A women’s suffrage movement formed towards the end of the 19th century. In 1889 female taxpayers in Lower Austria had their right to vote for the diets of the crownlands withdrawn. This was followed by a debate on whether these women should also be denied the right to vote in municipal elections. Although this did not happen, it was the trigger for women to organise. Several teachers mobilised for their political rights – such as the right to vote. Auguste Fickert and Marie Schwarz set up a “Committee on issues of women’s suffrage“.
These liberal women filed several petitions to the parliament and made their voices heard this way. It was important to have good connections with deputies who advocated women’s suffrage and introduced the petitions of the women’s movement into the House of Deputies. Another way of reaching the public with their concerns was to publish women’s newspapers, articles and brochures. Within this context the Allgemeiner österreichischer Frauenverein was founded in 1893, among others.
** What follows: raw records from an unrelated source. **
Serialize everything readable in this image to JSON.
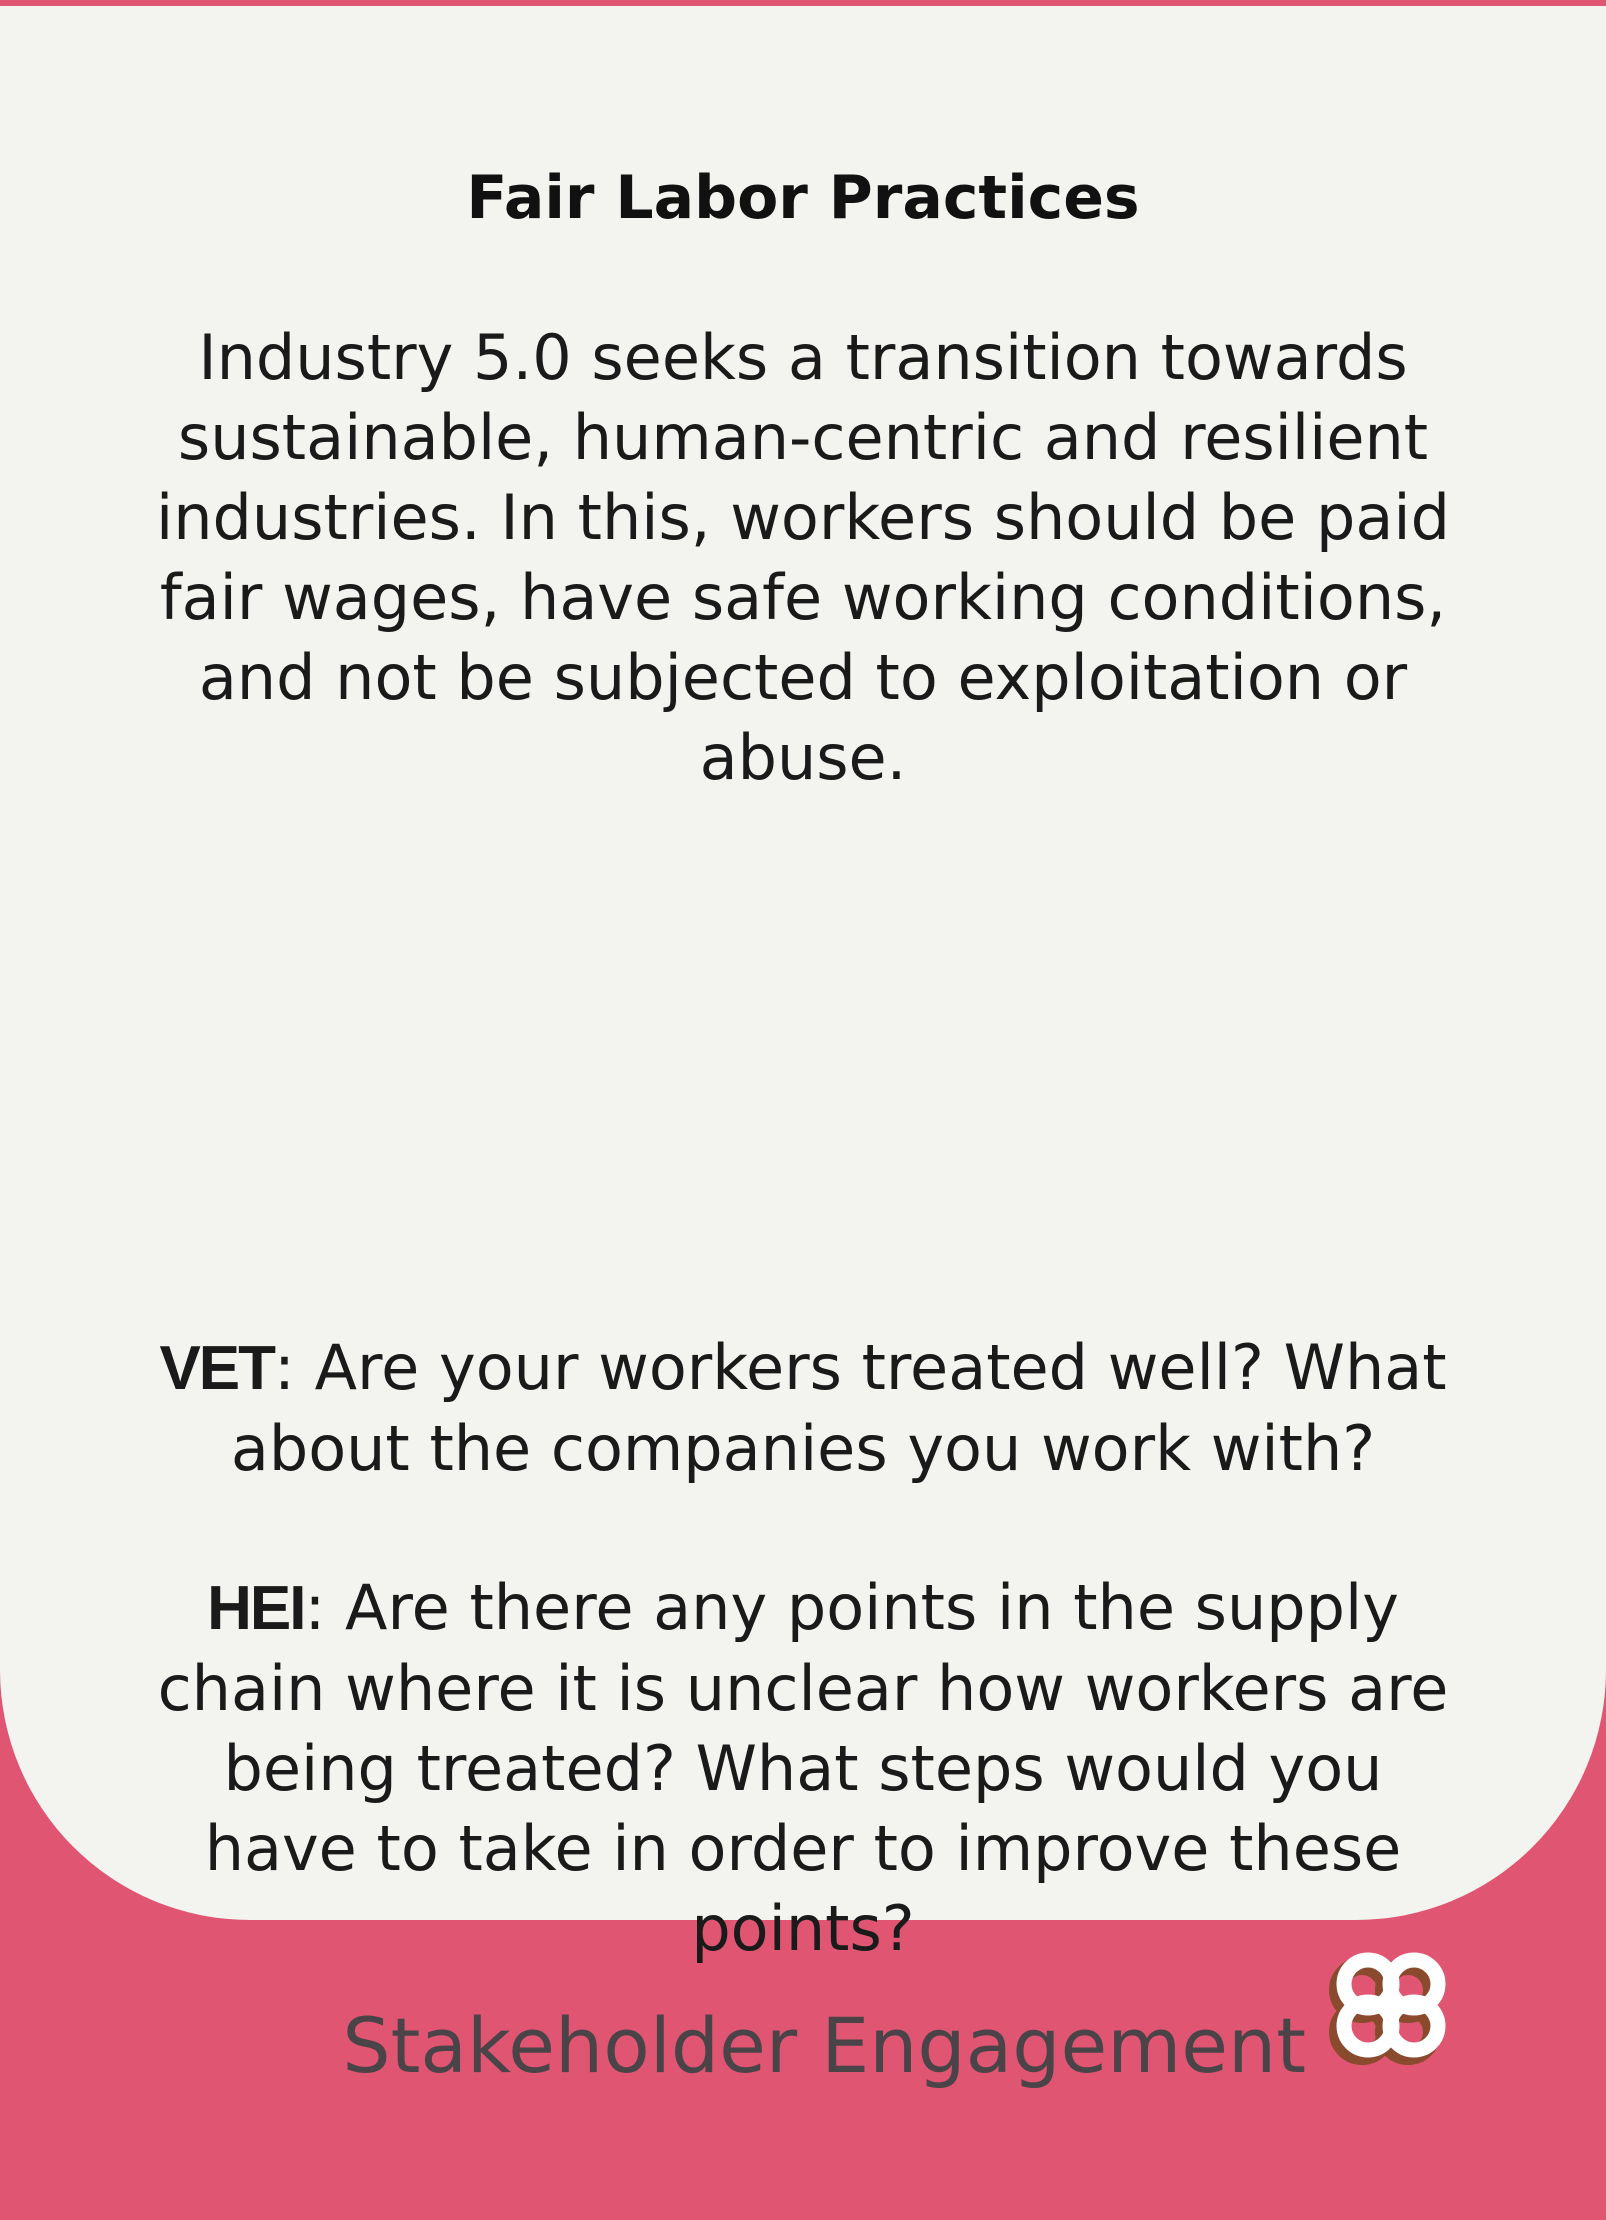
{
  "card": {
    "title": "Fair Labor Practices",
    "intro": "Industry 5.0 seeks a transition towards sustainable, human-centric and resilient industries. In this, workers should be paid fair wages, have safe working conditions, and not be subjected to exploitation or abuse.",
    "prompts": [
      {
        "tag": "VET",
        "text": ": Are your workers treated well? What about the companies you work with?"
      },
      {
        "tag": "HEI",
        "text": ": Are there any points in the supply chain where it is unclear how workers are being treated? What steps would you have to take in order to improve these points?"
      }
    ]
  },
  "footer": {
    "category": "Stakeholder Engagement",
    "icon": "linked-rings-icon"
  },
  "colors": {
    "accent": "#e05571",
    "panel": "#f3f3ef",
    "category_text": "#4a4449",
    "icon_shadow": "#8a4a2e",
    "icon_fill": "#ffffff"
  }
}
In contrast, the Social Democratic Women’s Movement was always linked to its party organisation. Demonstrations and marches were its focus. By 1893 female Social Democrats were already demanding the right to vote at a meeting in the Penzinger Au. Although the demand for universal, equal, direct suffrage without gender discrimination had been included in the Austrian Social Democratic Workers’ Party manifesto in 1892, it often had little support from the male members.
In 1896 a general group of voters – called a curia – was introduced in which all economically independent male citizens were eligible to vote for the parliament. The demands by women in the liberal class and the proletariat for access to the parliamentary elections were ignored.